Want to know one quick way to tell how different Canada is from the U.S.? It won't take long. Just watch a few TV commercials. They speak volumes. These days, it seems impossible to sell anything on U.S. TV networks without the use of explosions, interpersonal violence, gratuitous sex, car wrecks, or gunplay. It's almost a flip image of Canadian TV, where you see elements sadly lacking on American spots: humour, whimsy, subtlety, cleverness, intelligence. If you want a microcosm of what's wrong with the U.S. -- and what's right with Canada -- you couldn't find a better place to look than by watching their TV commercials.
When I was a child in the 1970s and 80s, there was a plenitude of catchy commercials and singable jingles! Many of these commercials had enough staying power to last a lifetime, and have been permanently imprinted on my memory. Here's a list of the best 10 commercials and jingles that I remember from my childhood, in no particular order.
October is breast cancer awareness month. Yesterday, my 10-year-old son came up to me and asked: "Mommy, do you remember that commercial we saw about those pink things?" He made his hands in a cup formation and covered his chest like a bra. Is there anyone else out there that has some feminism kicking around to feel objectified by overly sexualization of breast cancer? Are breasts selling cancer awareness just like they sell cars, beer, music, cigarette, shoes, and pretty much everything else. Just in case you think I am a prude, I ask you this: Are men asked to wear speedos to raise awareness for prostate cancer?
I feel like DVRs have changed the relationship I once had with my television shows, and not for the better.
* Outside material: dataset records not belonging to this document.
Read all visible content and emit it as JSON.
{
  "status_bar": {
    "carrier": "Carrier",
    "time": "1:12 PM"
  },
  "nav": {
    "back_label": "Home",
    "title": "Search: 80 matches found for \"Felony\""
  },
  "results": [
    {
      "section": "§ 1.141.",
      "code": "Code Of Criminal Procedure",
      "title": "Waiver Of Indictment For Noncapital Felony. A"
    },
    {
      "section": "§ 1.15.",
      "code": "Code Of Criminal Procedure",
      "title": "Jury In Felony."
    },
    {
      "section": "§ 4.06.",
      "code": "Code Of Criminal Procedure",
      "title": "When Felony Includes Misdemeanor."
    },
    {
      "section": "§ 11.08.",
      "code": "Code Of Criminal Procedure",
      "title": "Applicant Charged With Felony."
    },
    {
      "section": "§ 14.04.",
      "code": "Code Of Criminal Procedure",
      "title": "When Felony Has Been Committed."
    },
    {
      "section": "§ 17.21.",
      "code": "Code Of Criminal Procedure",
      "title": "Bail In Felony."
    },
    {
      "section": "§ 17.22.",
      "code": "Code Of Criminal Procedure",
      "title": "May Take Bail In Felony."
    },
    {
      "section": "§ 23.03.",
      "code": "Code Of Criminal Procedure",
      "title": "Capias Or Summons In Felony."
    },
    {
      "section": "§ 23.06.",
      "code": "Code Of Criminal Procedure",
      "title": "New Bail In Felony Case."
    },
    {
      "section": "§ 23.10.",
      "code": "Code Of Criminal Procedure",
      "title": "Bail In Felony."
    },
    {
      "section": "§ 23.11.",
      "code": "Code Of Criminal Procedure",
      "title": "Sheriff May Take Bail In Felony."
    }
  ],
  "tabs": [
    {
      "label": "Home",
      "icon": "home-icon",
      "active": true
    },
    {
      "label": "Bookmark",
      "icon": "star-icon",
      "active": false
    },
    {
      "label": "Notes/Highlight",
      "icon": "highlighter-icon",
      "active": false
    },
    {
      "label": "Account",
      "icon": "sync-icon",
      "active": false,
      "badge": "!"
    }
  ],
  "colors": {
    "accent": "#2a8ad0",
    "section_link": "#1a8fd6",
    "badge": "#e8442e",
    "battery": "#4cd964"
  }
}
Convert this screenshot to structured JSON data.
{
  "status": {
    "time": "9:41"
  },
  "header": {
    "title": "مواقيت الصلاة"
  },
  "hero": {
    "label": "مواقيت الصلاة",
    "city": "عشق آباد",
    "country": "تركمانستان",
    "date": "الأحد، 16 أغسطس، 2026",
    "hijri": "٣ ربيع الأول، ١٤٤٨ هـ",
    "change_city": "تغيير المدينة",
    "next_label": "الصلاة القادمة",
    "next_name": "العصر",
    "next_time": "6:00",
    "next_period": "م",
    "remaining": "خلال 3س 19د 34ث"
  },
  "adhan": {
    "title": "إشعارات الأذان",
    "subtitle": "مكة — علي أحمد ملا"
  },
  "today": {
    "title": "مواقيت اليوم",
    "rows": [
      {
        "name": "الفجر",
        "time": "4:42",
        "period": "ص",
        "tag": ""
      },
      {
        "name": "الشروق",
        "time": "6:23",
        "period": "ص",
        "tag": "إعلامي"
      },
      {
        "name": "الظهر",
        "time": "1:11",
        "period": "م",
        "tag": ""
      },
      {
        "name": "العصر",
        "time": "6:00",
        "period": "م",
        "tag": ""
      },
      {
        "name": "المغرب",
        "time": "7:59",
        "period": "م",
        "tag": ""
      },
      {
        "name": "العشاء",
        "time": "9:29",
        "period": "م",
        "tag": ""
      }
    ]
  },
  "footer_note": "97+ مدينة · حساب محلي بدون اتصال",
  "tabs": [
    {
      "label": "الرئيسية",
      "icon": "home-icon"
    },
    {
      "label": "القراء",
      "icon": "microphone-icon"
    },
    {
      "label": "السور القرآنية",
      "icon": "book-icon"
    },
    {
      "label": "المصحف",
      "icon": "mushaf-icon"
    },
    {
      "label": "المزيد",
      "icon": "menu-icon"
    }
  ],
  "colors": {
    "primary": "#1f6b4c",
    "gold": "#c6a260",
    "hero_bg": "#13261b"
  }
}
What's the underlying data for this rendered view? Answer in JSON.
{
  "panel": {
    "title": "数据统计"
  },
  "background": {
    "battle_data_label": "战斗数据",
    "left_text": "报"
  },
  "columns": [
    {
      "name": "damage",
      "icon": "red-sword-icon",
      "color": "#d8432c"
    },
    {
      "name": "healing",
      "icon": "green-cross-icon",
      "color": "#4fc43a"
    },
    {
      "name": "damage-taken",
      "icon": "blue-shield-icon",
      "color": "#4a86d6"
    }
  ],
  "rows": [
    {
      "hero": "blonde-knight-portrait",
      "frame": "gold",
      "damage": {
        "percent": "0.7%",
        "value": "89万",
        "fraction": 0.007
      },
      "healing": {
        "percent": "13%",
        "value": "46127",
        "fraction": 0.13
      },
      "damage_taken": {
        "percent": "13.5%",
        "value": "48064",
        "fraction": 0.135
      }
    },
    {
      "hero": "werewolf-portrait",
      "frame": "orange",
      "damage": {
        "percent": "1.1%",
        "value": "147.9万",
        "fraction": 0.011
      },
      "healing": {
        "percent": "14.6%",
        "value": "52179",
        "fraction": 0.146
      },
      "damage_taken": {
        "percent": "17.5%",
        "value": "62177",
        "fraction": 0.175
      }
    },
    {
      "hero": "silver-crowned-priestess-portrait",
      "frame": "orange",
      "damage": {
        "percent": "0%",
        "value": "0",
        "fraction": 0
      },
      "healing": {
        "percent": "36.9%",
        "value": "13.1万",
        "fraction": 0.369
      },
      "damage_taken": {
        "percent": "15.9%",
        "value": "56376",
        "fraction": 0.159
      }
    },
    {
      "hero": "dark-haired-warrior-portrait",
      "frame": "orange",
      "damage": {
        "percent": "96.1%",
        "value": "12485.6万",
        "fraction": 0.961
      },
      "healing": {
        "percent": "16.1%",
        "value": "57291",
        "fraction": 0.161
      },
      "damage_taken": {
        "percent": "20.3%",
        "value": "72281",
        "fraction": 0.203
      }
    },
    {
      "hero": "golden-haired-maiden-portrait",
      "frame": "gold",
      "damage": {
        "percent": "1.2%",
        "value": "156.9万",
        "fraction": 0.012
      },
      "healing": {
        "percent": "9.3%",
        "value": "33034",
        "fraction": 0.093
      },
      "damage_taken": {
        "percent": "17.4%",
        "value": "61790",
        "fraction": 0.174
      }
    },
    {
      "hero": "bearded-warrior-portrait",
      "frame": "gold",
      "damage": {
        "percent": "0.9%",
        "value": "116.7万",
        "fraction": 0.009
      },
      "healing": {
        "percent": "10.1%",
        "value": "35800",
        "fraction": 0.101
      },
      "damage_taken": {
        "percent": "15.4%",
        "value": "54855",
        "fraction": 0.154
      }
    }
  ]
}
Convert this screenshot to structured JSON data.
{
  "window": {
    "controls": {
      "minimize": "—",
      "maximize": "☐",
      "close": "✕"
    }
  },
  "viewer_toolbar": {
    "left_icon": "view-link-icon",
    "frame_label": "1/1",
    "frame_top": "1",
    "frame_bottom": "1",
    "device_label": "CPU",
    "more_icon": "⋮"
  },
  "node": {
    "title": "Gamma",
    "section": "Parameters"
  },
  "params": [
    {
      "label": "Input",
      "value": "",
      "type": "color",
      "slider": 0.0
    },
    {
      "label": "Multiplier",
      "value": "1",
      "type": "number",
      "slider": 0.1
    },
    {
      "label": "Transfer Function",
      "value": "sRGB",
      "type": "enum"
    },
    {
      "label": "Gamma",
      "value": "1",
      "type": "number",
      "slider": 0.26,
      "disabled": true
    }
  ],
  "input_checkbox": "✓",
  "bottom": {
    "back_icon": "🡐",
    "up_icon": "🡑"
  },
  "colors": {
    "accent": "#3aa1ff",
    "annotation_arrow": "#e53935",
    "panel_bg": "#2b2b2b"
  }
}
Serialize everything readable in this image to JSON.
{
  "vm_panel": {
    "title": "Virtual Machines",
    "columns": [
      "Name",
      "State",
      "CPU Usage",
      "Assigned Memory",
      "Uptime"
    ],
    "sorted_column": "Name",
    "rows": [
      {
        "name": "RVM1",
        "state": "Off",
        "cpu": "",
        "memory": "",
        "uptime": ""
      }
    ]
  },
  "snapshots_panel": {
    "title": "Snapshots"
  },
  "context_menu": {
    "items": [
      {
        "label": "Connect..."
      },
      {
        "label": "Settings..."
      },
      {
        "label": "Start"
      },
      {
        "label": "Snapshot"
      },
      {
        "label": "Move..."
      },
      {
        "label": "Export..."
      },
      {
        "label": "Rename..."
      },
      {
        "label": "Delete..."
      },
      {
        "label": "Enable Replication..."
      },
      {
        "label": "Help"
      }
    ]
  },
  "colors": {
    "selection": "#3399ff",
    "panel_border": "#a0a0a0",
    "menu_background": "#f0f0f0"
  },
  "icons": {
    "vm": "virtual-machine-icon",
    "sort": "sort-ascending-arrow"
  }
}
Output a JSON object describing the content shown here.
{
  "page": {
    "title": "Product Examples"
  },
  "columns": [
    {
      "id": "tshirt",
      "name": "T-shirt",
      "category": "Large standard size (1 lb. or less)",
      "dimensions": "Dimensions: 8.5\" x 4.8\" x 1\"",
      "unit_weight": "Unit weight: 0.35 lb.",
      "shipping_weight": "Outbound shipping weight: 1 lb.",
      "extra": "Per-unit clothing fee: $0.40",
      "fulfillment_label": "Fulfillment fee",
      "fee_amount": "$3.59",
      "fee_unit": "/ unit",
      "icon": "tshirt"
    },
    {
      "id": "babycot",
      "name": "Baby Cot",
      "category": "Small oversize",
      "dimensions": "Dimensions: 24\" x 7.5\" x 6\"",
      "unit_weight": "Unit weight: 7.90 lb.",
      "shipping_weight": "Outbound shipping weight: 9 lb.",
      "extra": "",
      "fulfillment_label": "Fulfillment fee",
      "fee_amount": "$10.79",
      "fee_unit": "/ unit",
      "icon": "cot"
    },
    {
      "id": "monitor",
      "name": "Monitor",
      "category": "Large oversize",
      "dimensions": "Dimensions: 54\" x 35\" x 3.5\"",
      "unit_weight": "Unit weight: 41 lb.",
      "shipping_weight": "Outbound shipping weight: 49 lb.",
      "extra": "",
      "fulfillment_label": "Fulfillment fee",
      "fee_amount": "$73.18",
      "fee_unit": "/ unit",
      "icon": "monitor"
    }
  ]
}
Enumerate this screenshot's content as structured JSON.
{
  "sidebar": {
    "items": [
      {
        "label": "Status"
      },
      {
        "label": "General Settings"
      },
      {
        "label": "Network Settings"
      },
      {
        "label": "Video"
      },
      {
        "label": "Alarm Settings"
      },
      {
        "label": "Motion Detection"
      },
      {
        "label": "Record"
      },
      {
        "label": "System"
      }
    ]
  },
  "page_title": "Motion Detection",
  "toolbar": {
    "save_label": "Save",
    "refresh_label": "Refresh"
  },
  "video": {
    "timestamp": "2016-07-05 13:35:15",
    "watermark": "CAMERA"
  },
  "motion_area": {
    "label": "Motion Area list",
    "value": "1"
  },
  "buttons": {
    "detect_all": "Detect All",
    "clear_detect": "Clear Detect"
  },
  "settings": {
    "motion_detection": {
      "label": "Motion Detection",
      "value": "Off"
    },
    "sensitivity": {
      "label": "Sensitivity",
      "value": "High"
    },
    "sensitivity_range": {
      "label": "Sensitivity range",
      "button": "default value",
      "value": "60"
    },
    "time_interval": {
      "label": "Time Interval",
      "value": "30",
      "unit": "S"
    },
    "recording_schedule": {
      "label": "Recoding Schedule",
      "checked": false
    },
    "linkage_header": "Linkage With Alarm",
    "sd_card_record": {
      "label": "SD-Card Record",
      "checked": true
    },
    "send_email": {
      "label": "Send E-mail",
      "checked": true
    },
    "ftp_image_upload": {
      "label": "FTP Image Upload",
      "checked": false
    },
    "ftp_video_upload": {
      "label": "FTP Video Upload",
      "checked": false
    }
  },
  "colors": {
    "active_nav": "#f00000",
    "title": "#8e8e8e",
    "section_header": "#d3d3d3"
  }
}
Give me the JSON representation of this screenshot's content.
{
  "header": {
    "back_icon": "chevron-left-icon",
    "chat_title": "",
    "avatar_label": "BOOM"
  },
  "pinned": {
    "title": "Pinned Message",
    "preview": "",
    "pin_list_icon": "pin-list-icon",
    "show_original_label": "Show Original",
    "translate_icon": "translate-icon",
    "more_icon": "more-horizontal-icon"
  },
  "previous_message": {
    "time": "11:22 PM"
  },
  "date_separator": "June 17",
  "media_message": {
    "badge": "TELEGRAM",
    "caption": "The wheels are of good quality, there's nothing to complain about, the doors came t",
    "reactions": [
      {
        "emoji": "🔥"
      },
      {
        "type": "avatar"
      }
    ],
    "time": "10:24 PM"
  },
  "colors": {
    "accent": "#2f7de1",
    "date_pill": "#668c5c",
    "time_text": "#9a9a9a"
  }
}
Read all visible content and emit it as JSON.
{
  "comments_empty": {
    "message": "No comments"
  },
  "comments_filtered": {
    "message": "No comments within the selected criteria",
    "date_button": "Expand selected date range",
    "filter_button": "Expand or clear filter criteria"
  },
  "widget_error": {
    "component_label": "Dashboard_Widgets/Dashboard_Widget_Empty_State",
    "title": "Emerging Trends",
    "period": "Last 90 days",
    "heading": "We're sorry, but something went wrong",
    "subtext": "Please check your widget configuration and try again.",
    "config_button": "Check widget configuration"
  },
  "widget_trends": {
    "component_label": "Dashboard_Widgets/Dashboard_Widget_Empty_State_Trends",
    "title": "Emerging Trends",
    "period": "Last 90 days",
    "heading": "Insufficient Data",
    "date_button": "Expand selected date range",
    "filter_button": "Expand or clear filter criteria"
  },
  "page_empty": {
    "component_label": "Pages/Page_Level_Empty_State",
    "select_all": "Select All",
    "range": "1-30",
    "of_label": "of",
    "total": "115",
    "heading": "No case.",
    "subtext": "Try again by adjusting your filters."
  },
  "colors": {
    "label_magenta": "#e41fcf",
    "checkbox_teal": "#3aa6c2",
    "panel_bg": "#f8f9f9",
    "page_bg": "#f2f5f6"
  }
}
Now, if I'm finding a show boring, I can now simply fast forward through it. If I'm not paying attention and I miss a Nancy Grace nipple slip, I should be punished, not rewarded with the power of a rewind button.